By Sarah Fiorello

By: Janice Lee

Dear water,
It was hard to get to you.
Waking up at dawn
Buckets on our heads
Donkeys loaded with jerrycans.
Miles we walked
In the scorching heat
To look for you.
Dear water,
At last you came.

Sweet water
Our backs are rested
The miles are no more
Diseases are gone.
For you are closer to us.
Dear water,
You are such a blessing.

  • Anonymous

A famous quote goes, “You never really know what you have until it’s gone.” When Maria Lopez made the decision to move in with her husband’s family to the rural community of Nueva Esperanza in San Antonio de Cortés, Honduras, she realized that water, an overlooked basic necessity, was more important than it seemed. “I had come from a place where there was plenty of water,” Maria stated. “Here there was no place to bathe or even drink water. The children were the ones who suffered the most. At times they went hungry, because they did not have the water to properly cook their food.” With an underdeveloped water system only providing the basic minimal water services for only four families, Nueva Esperanza was a place where clean water access was not available to the entire community. In order to access these locations in times when water was scarce, residents would take initiatives to take as long as an hour walk three or more times a week to the nearest water source to drink, shower, and clean their clothes. The alternative would be directly buying water from the closest town, but this method is not only expensive, but is also troublesome in transporting the water back due to its weight and the endured distance. “This solution would waste time and make it difficult to prosper,” Maria shares. “We were spending all our money on the most basic substance – water.”

Fifty-year-old Saturnino Días also shares Maria’s struggles as a farmer working in agricultural food production living in the district of El Negrito of rural Honduras. Moving from a nearby district believing that El Negrito would help provide a better future for him and his family, Días was unexpectedly met with a challenge: a lack of safe, quality-usage water. Unable to find clean water to shower or wash his clothes, Días was forced to traverse across miles of terrain to a nearby mountain water source or the river to do the most basic tasks like maintaining proper hygiene routines. In addition to his struggle of gaining access to clean water, the effects of climate change have ravaged the agricultural fields. Cited from ECLAC (2008), “the region is severely affected by droughts, cyclones and the “El Niño” South Oscillation. During these three past decades, rainfall has had a tendency to diminish in the western part of Central America and an increase of temperature between 0.7 and 1 °C has been registered. This situation has a direct impact on agricultural activities and the generation of food for the local population” (Fundación Vida, 11). The temperature increases and the resulting droughts serve as dangerous climatic-projected hazards for global agricultural production, where these fluctuating and dangerous weather conditions would result in thermal and water stress in plants. Because crop and economic productivity are highly at risk and lower than before, this situation would place food security at risk, particularly that of the poorest rural and urban population in Honduras.

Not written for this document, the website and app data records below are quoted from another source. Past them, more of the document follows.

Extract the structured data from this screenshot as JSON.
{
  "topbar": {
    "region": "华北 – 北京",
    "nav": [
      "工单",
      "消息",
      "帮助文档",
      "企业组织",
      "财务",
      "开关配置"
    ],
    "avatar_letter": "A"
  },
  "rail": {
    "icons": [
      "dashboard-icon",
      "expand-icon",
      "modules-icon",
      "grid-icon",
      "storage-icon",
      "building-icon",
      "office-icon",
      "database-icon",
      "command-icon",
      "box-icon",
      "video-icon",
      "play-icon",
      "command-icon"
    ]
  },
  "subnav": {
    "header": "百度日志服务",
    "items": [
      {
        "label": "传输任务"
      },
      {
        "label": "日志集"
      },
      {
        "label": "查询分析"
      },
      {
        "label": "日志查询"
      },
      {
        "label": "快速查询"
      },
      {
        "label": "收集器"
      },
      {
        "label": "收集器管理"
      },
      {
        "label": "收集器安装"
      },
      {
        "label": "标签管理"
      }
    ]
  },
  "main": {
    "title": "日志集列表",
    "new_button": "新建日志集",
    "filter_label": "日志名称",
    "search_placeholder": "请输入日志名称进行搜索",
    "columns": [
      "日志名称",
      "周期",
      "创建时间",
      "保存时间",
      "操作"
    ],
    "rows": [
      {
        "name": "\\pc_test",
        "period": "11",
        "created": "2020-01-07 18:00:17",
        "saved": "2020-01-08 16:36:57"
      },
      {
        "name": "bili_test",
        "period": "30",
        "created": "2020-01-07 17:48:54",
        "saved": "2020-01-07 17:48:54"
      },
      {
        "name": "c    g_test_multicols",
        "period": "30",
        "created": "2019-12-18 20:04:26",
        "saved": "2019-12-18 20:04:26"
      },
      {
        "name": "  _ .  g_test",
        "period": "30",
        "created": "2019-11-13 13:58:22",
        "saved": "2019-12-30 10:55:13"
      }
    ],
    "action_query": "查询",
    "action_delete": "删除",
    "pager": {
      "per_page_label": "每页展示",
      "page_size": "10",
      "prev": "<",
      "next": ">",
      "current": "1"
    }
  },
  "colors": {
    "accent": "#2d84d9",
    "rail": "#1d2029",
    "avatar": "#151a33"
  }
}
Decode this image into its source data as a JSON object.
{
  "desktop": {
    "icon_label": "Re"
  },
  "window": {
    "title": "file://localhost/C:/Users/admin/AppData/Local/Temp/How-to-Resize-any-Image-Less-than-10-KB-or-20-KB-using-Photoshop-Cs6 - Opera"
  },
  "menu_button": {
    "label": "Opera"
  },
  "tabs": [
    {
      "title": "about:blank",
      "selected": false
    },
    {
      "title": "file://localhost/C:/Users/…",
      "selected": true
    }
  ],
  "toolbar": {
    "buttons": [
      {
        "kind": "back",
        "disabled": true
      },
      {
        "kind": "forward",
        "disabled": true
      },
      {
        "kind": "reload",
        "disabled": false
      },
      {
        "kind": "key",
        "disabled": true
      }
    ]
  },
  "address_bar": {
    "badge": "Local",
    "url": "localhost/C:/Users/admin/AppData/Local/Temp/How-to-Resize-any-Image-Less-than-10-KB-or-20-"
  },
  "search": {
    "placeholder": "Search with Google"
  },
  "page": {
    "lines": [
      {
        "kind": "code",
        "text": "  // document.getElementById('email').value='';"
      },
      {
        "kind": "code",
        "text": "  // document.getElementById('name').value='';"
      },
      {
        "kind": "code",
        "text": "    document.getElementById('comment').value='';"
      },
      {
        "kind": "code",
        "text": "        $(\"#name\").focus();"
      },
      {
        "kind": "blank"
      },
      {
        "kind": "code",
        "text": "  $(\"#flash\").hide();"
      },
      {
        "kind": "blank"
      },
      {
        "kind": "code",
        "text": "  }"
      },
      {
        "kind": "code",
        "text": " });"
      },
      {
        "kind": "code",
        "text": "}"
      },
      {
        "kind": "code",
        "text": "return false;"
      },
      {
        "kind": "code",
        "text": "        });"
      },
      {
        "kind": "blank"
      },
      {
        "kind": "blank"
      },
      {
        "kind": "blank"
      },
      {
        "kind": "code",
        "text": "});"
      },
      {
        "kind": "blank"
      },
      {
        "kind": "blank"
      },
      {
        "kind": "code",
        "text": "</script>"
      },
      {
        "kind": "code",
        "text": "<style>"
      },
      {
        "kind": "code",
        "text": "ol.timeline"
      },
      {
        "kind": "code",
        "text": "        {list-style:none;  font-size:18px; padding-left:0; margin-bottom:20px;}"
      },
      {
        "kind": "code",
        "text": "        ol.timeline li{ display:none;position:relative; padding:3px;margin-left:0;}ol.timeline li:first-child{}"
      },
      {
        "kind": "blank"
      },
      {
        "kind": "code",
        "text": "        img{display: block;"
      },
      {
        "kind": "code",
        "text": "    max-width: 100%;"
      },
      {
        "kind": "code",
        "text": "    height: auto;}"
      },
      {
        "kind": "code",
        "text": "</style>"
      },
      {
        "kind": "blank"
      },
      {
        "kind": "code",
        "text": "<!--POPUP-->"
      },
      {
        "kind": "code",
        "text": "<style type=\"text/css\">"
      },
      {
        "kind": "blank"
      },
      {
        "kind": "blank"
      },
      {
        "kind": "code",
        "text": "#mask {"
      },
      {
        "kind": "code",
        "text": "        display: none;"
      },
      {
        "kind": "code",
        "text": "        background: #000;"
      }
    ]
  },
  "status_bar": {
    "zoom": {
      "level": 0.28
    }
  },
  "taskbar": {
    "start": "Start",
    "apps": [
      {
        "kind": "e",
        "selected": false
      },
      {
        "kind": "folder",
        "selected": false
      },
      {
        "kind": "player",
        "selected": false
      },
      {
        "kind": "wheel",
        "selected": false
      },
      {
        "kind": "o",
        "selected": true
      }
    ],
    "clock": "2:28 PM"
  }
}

Oftentimes, we take the simplest of amenities for granted. One touch of a faucet comes a rush of clear, fresh water that many times goes untouched. One minute turns into one hour of a powerful steaming shower. One pour into the ocean, and the smelly gunk is never to be seen again—not our problem anymore. Because why care if we ourselves don’t suffer the direct consequences from it? AguaClara, a Cornell Engineering project team, brings the truth to light—there is a price to every action and someone has to pay. Every action, everything we waste, has a chain effect. AguaClara strives to develop high-reliability, low-cost, and environmentally efficient solutions to global water problems in low-income communities. AguaClara focuses on researching and designing sustainable engineered processes to provide clean drinking water. Instead of implementing devices that provide water on a small scale, the project’s systems provide drinking water at a wide, accessible scale. The privilege of access leaves individuals free, but plagues them with utter ignorance. AguaClara gives light to these countries in need who don’t have access to the basic amenities. Because of the tolls of climate change, every aspect of life is affected in a continuous change, from agricultural crop growth, to failing economies, to vulnerabilities in health, and to basic human survival.